First opponent: Professor Mohamed Benbouzid, University of Brest, Brest, France

Second opponent: Associate Professor Sergio Manuel Ângelo da Cruz, Department of Electrical and Computer Engineering, University of Coimbra - Pole II (UC), Portugal

Professor Henrik Kofoed Nielsen, Faculty of Engineering and Science, University of Agder,  is appointed as the administrator for the assessment committee.

Supervisors in the doctoral work were Professor Kjell Gunnar Robbersmyr, University of Agder (main supervisor) and Professor van Khang Huynh, University of Agder (co-supervisor)

What to do as an online audience member:

The disputation is open to the public, but to follow the trial lecture and the public defence online, transmitted via the Zoom conferencing app, you have to register as an audience member on this link



A Zoom-link will be returned to you. (Here are introductions for how to use Zoom: support.zoom.us if you cannot join by clicking on the link.)
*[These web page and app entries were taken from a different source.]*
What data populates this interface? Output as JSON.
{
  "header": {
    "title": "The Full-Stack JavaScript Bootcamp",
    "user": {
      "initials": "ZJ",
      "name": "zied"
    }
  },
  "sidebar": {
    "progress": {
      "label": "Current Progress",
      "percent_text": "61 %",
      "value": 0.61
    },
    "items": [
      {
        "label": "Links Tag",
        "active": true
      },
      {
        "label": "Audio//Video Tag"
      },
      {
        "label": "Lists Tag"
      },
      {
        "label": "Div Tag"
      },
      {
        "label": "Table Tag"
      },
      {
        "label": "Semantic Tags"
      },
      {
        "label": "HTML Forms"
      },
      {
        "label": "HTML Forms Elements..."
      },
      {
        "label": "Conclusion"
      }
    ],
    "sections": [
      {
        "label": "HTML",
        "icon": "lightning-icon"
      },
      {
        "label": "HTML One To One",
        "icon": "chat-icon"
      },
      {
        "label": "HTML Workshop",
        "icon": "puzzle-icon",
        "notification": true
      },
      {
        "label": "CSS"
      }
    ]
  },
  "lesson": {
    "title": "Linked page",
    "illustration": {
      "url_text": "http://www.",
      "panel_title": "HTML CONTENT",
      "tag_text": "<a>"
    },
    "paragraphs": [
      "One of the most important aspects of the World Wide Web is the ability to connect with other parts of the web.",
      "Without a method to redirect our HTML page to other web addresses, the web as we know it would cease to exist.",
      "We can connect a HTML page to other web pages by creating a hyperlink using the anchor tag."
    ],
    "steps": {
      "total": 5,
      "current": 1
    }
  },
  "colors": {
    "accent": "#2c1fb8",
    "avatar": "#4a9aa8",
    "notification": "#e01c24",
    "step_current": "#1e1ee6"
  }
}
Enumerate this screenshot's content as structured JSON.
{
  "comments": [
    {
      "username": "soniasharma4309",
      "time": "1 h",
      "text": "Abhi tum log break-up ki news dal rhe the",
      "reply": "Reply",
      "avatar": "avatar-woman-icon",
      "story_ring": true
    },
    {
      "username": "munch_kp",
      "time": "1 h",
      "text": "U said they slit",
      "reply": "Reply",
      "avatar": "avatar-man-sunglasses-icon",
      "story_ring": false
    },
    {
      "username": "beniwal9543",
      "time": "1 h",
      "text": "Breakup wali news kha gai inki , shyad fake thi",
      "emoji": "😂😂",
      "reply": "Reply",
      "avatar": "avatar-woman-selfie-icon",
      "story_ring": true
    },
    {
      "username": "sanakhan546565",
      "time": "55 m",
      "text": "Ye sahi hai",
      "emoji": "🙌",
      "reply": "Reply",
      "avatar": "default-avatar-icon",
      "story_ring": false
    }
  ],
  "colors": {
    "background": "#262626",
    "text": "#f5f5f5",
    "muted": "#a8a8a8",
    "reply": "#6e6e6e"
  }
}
We ask online audience members to join the virtual trial lecture at 10:05 at the earliest and the public defense at 12:05 at the earliest. After these times, you can leave and rejoin the meeting at any time. Further, we ask online audience members to turn off their microphone and camera and keep them turned off throughout the event. You do this at the bottom left of the image when in Zoom. We recommend you use ‘Speaker view’. You select that at the top right corner of the video window when in Zoom.

Opponent ex auditorio:

The chair invites members of the public to pose questions ex auditorio in the introduction to the public defense. Deadline is during the break between the two opponents. The person asking questions should have read the thesis. For online audience the Contact Persons e-mail are available in the chat function during the Public Defense, and questions ex auditorio can be submitted to Kristine Evensen Reinfjord at e-mail kristine.reinfjord@uia.no